Almost two thirds of CIOs are increasing IT headcount at their organisations to bring important skills in-house, and a similar figure say are finding it difficult to recruit the skills they need to drive transformation at their organisations according to the 2016 edition of the CIO 100.

Some 62% of CIOs recognised in the annual celebration of the UK's leading CIOs, CTOs, IT directors and digital executives told CIO UK that they were finding it difficult to recruit the talent they needed to drive transformation, while 65% responded they were increasing headcount to bring important skills and to ability to react in-house.

An overwhelming 79% responded that recruitment and retention had risen up the CIO's management agenda, although this is nine percentage points lower than the 88% who were placing greater emphasis in this area in 2015.

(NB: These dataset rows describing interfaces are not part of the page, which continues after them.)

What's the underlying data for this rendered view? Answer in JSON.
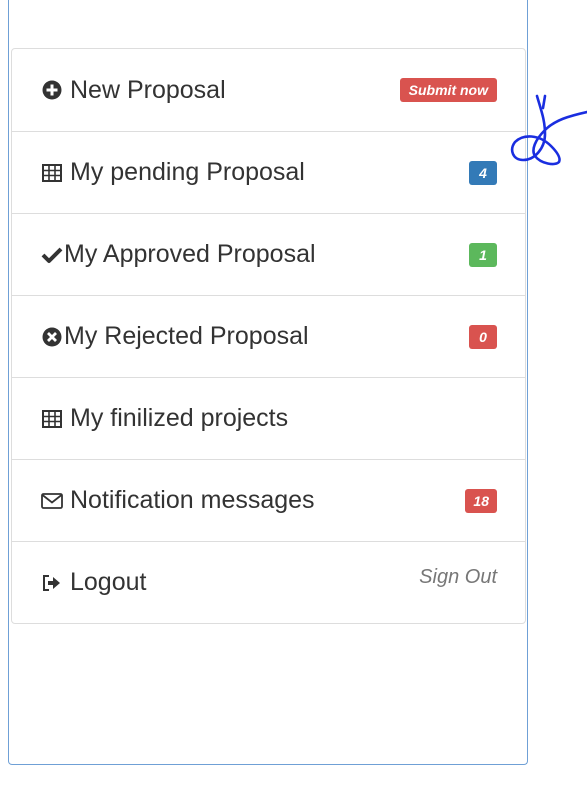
{
  "menu": {
    "items": [
      {
        "label": "New Proposal",
        "icon": "plus-circle-icon",
        "badge": "Submit now",
        "badge_color": "#d9534f"
      },
      {
        "label": "My pending Proposal",
        "icon": "table-icon",
        "badge": "4",
        "badge_color": "#337ab7"
      },
      {
        "label": "My Approved Proposal",
        "icon": "check-icon",
        "badge": "1",
        "badge_color": "#5cb85c"
      },
      {
        "label": "My Rejected Proposal",
        "icon": "x-circle-icon",
        "badge": "0",
        "badge_color": "#d9534f"
      },
      {
        "label": "My finilized projects",
        "icon": "table-icon"
      },
      {
        "label": "Notification messages",
        "icon": "envelope-icon",
        "badge": "18",
        "badge_color": "#d9534f"
      },
      {
        "label": "Logout",
        "icon": "logout-icon",
        "aside": "Sign Out"
      }
    ]
  },
  "colors": {
    "panel_border": "#6fa0d6",
    "annotation": "#1a2ee0"
  }
}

One solution CIOs across every industry were turning to was in offering apprenticeship schemes, with 74% of the 2016 CIO 100 saying they operated an apprenticeship scheme or were developing a programme for 2016/17. Organisations planning to start up an apprenticeship scheme included large public sector organisations like Manchester City Council and its new CIO Bob Brown, non-profits like British Council, financial services firm Arthur J Gallagher, rail construction project HS2 and Welcome Break under its long-serving Director of IT David Willock.

Organisations from universities to large retail and FMCG organisations, including John Lewis IT director Paul Coby and Unilever CIO Jane Moran, have established technology apprenticeship schemes. CIOs Moran and Coby were also among the 38% responding their organisation was not finding it challenging to recruit the skills required to drive transformation, and indeed there was a very strong correlation between organisations training apprentices and those who were not finding it difficult to recruit the right skills and talent.

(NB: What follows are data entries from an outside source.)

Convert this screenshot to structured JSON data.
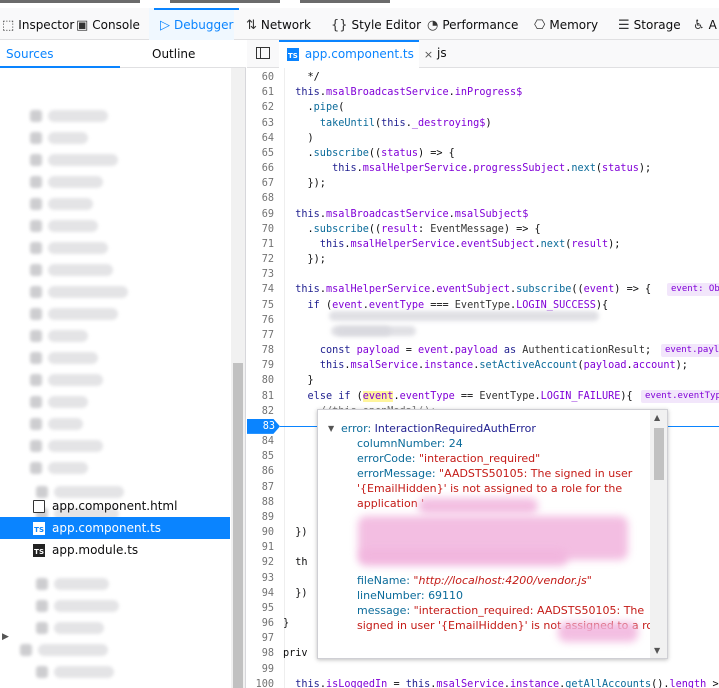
{
  "toolbar": {
    "tabs": [
      {
        "label": "Inspector",
        "icon": "inspector-icon",
        "glyph": "⬚"
      },
      {
        "label": "Console",
        "icon": "console-icon",
        "glyph": "▣"
      },
      {
        "label": "Debugger",
        "icon": "debugger-icon",
        "glyph": "▷"
      },
      {
        "label": "Network",
        "icon": "network-icon",
        "glyph": "⇅"
      },
      {
        "label": "Style Editor",
        "icon": "style-editor-icon",
        "glyph": "{}"
      },
      {
        "label": "Performance",
        "icon": "performance-icon",
        "glyph": "◔"
      },
      {
        "label": "Memory",
        "icon": "memory-icon",
        "glyph": "⎔"
      },
      {
        "label": "Storage",
        "icon": "storage-icon",
        "glyph": "☰"
      },
      {
        "label": "A",
        "icon": "accessibility-icon",
        "glyph": "♿"
      }
    ],
    "active": "Debugger",
    "accent": "#0a84ff"
  },
  "left_panel": {
    "tabs": [
      "Sources",
      "Outline"
    ],
    "files": [
      {
        "name": "app.component.html",
        "type": "html",
        "selected": false
      },
      {
        "name": "app.component.ts",
        "type": "ts",
        "selected": true
      },
      {
        "name": "app.module.ts",
        "type": "ts",
        "selected": false
      }
    ]
  },
  "editor": {
    "tabs": [
      {
        "label": "app.component.ts",
        "badge": "TS",
        "close": "×",
        "active": true
      },
      {
        "label": "js",
        "active": false
      }
    ],
    "paused_line": "83",
    "lines": [
      {
        "n": "60",
        "html": "    */"
      },
      {
        "n": "61",
        "html": "  <span class='kw'>this</span>.<span class='pp'>msalBroadcastService</span>.<span class='pp'>inProgress$</span>"
      },
      {
        "n": "62",
        "html": "    .<span class='fn'>pipe</span>("
      },
      {
        "n": "63",
        "html": "      <span class='fn'>takeUntil</span>(<span class='kw'>this</span>.<span class='pp'>_destroying$</span>)"
      },
      {
        "n": "64",
        "html": "    )"
      },
      {
        "n": "65",
        "html": "    .<span class='fn'>subscribe</span>((<span class='pp'>status</span>) => {"
      },
      {
        "n": "66",
        "html": "        <span class='kw'>this</span>.<span class='pp'>msalHelperService</span>.<span class='pp'>progressSubject</span>.<span class='fn'>next</span>(<span class='pp'>status</span>);"
      },
      {
        "n": "67",
        "html": "    });"
      },
      {
        "n": "68",
        "html": ""
      },
      {
        "n": "69",
        "html": "  <span class='kw'>this</span>.<span class='pp'>msalBroadcastService</span>.<span class='pp'>msalSubject$</span>"
      },
      {
        "n": "70",
        "html": "    .<span class='fn'>subscribe</span>((<span class='pp'>result</span>: <span class='tp'>EventMessage</span>) => {"
      },
      {
        "n": "71",
        "html": "      <span class='kw'>this</span>.<span class='pp'>msalHelperService</span>.<span class='pp'>eventSubject</span>.<span class='fn'>next</span>(<span class='pp'>result</span>);"
      },
      {
        "n": "72",
        "html": "    });"
      },
      {
        "n": "73",
        "html": ""
      },
      {
        "n": "74",
        "html": "  <span class='kw'>this</span>.<span class='pp'>msalHelperService</span>.<span class='pp'>eventSubject</span>.<span class='fn'>subscribe</span>((<span class='pp'>event</span>) => {"
      },
      {
        "n": "75",
        "html": "    <span class='kw'>if</span> (<span class='pp'>event</span>.<span class='pp'>eventType</span> === <span class='tp'>EventType</span>.<span class='pp'>LOGIN_SUCCESS</span>){"
      },
      {
        "n": "76",
        "html": ""
      },
      {
        "n": "77",
        "html": ""
      },
      {
        "n": "78",
        "html": "      <span class='kw'>const</span> <span class='pp'>payload</span> = <span class='pp'>event</span>.<span class='pp'>payload</span> <span class='kw'>as</span> <span class='tp'>AuthenticationResult</span>;"
      },
      {
        "n": "79",
        "html": "      <span class='kw'>this</span>.<span class='pp'>msalService</span>.<span class='pp'>instance</span>.<span class='fn'>setActiveAccount</span>(<span class='pp'>payload</span>.<span class='pp'>account</span>);"
      },
      {
        "n": "80",
        "html": "    }"
      },
      {
        "n": "81",
        "html": "    <span class='kw'>else if</span> (<span class='hl'><span class='pp'>event</span></span>.<span class='pp'>eventType</span> == <span class='tp'>EventType</span>.<span class='pp'>LOGIN_FAILURE</span>){"
      },
      {
        "n": "82",
        "html": "      <span class='cm'>//this.openModal();</span>"
      },
      {
        "n": "83",
        "html": ""
      },
      {
        "n": "84",
        "html": ""
      },
      {
        "n": "85",
        "html": ""
      },
      {
        "n": "86",
        "html": ""
      },
      {
        "n": "87",
        "html": ""
      },
      {
        "n": "88",
        "html": ""
      },
      {
        "n": "89",
        "html": ""
      },
      {
        "n": "90",
        "html": "  })"
      },
      {
        "n": "91",
        "html": ""
      },
      {
        "n": "92",
        "html": "  th                                              => {"
      },
      {
        "n": "93",
        "html": ""
      },
      {
        "n": "94",
        "html": "  })"
      },
      {
        "n": "95",
        "html": ""
      },
      {
        "n": "96",
        "html": "}"
      },
      {
        "n": "97",
        "html": ""
      },
      {
        "n": "98",
        "html": "priv"
      },
      {
        "n": "99",
        "html": ""
      },
      {
        "n": "100",
        "html": "  <span class='kw'>this</span>.<span class='pp'>isLoggedIn</span> = <span class='kw'>this</span>.<span class='pp'>msalService</span>.<span class='pp'>instance</span>.<span class='fn'>getAllAccounts</span>().<span class='pp'>length</span> >"
      }
    ],
    "inline_previews": [
      {
        "line": "74",
        "text": "event: Ob"
      },
      {
        "line": "78",
        "text": "event.paylo"
      },
      {
        "line": "81",
        "text": "event.eventTyp"
      }
    ]
  },
  "popup": {
    "header_key": "error",
    "header_value": "InteractionRequiredAuthError",
    "props": [
      {
        "key": "columnNumber",
        "value": "24",
        "kind": "num"
      },
      {
        "key": "errorCode",
        "value": "\"interaction_required\"",
        "kind": "str"
      },
      {
        "key": "errorMessage",
        "value": "\"AADSTS50105: The signed in user",
        "kind": "str"
      },
      {
        "key": "",
        "value": "'{EmailHidden}' is not assigned to a role for the",
        "kind": "str"
      },
      {
        "key": "",
        "value": "application '",
        "kind": "str"
      },
      {
        "key": "fileName",
        "value": "\"http://localhost:4200/vendor.js\"",
        "kind": "italic"
      },
      {
        "key": "lineNumber",
        "value": "69110",
        "kind": "num"
      },
      {
        "key": "message",
        "value": "\"interaction_required: AADSTS50105: The",
        "kind": "str"
      },
      {
        "key": "",
        "value": "signed in user '{EmailHidden}' is not assigned to a role",
        "kind": "str"
      }
    ]
  }
}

The number of institutions offering an apprenticeship scheme or were planning to introduce one is an increase from the 62% who responded in 2015 they ran such a programme to develop new talent within the organisation.

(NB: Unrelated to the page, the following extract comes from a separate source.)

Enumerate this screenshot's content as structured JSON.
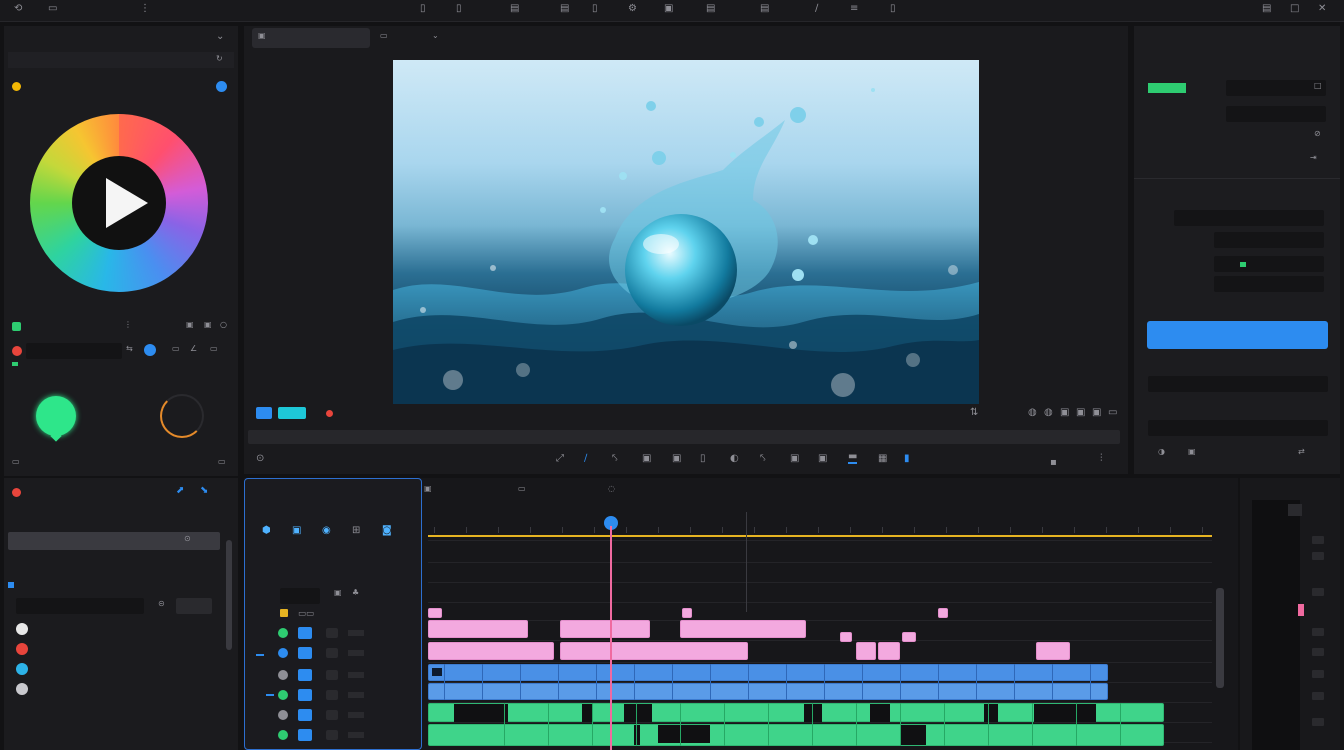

Speaking in 2015, Newham and Having Borough Council CIO Geoff Connell said that it was imperative for public sector bodies to "grow their own" because of a moral obligation to serve the local community it serves, and because it was not always practical to compete for highly-skilled technology professionals. CIO 100 judge and columnist Ian Cox said at the time that attracting younger people into the profession was a key part of ensuing IT functions develop a talent pipeline to meet the needs of the business, a sentiment backed up by the CIO 100 numbers which show an anecdotal correlation between those with formalised technology training programmes and those less likely to respond that recruitment was a problem for their organisation.